*WORK INSTRUCTION*:
Based on the entries below, how many lines contain the word "true"? Respond with only the number.

*Items from an interface collection*:
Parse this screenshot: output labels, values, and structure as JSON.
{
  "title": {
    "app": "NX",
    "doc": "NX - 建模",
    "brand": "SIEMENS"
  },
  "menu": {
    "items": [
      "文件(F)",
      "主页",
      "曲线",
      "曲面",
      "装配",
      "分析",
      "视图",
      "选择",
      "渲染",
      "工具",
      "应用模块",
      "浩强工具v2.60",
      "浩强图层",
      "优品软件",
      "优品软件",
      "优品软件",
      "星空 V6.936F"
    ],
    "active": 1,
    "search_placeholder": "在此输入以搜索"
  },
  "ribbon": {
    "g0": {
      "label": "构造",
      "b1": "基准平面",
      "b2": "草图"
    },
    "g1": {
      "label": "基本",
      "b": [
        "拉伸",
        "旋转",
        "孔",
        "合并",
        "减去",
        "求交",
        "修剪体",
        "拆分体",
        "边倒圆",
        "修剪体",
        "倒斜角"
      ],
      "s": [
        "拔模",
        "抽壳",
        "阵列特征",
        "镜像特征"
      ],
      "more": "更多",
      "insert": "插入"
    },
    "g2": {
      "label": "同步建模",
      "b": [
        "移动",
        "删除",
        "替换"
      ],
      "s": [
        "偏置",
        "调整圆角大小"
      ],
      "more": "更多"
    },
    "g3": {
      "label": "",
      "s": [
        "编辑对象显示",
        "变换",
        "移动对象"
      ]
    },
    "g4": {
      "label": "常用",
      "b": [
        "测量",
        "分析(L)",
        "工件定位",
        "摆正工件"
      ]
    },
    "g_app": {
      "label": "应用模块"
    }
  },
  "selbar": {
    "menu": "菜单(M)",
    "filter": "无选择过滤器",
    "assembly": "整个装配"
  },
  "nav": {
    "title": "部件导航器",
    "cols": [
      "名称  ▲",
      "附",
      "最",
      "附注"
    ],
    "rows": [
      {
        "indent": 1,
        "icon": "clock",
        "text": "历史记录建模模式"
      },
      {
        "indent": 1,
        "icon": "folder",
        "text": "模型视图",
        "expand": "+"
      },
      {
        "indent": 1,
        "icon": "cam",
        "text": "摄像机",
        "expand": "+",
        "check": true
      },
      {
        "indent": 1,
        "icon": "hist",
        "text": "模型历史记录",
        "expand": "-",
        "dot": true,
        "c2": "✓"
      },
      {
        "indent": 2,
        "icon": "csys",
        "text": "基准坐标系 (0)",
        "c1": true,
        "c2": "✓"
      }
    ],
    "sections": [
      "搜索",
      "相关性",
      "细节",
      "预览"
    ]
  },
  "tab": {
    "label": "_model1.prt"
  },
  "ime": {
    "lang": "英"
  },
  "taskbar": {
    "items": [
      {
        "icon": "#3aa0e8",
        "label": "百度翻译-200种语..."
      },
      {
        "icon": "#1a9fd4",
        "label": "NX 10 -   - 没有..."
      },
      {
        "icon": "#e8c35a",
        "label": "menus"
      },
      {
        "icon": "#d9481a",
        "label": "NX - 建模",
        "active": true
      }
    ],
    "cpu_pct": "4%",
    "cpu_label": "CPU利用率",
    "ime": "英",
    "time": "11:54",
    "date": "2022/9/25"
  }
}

*ANSWER TO THIS EXERCISE*:
4